We'll have a look at the bowlers who've profited most next week.
Q: What is the record for the most consecutive ducks achieved by a player in both Test matches and One-day internationals?
A: The record in Tests is shared by 3 people: Bob Holland, Ajit Agarkar and Mohammad Asif each registered 5 in a row. In ODIs, there are 4 with their hands on the undesired record: Gus Logie, Pramodya Wickramasinghe, Henry Olonga and Craig White all scored 4 in a row. In the cases of White and Logie, these were players genuinely selected with batting in mind, too.
Q: What is the difference, if any, between a medium-fast bowler and a fast-medium bowler?

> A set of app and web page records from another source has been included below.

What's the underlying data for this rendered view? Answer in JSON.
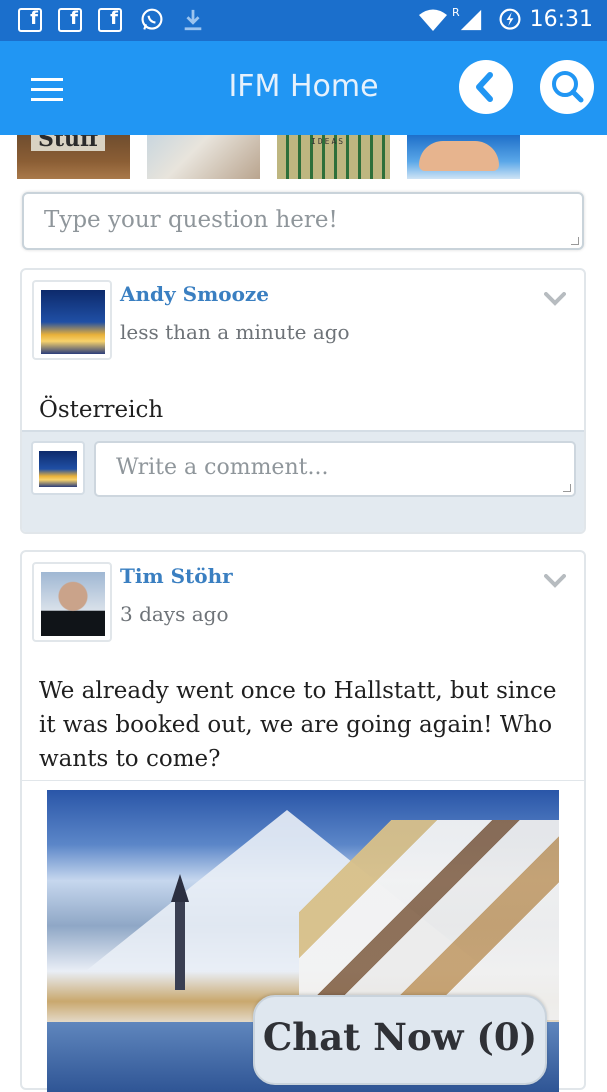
{
  "statusbar": {
    "icons": [
      "facebook-icon",
      "facebook-icon",
      "facebook-icon",
      "whatsapp-icon",
      "download-icon",
      "wifi-icon",
      "signal-icon",
      "battery-charging-icon"
    ],
    "roaming": "R",
    "time": "16:31"
  },
  "appbar": {
    "title": "IFM Home",
    "color": "#2196f3"
  },
  "thumbnails": {
    "first_label": "Stuff",
    "second_label": "IDEAS"
  },
  "question": {
    "placeholder": "Type your question here!"
  },
  "posts": [
    {
      "author": "Andy Smooze",
      "time": "less than a minute ago",
      "text": "Österreich",
      "comment_placeholder": "Write a comment..."
    },
    {
      "author": "Tim Stöhr",
      "time": "3 days ago",
      "text": "We already went once to Hallstatt, but since it was booked out, we are going again! Who wants to come?"
    }
  ],
  "chat": {
    "label": "Chat Now (0)"
  }
}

A: Definition of the speeds of seam-bowlers (fast, fast-medium, medium-fast, medium) have always been both matters of opinion and choc-full of scope for wild mis-classification. Only in 1998 did data about the speeds bowlers were actually bowling (rather than appeared to be bowling to the fallible human eye) become available - before then people could only offer educated guesses. These days, the best definition is probably offered in Australian terms, in kilometres-per-hour: 140+ = fast; 130-139 = fast-medium; 120-129 = medium-fast; 110-119 = medium. This has no official status of any kind and is likely to remain that way. The speed of a delivery only matters when it's actually being bowled, not on a piece of paper trying to describe as a constant something which changes all the time. The best bowlers have always varied their speeds, both on a small (floating one a fraction slower) and large (deliberately bowling a ball out of the back of the hand to make it come out 20 kph or more slower) scale.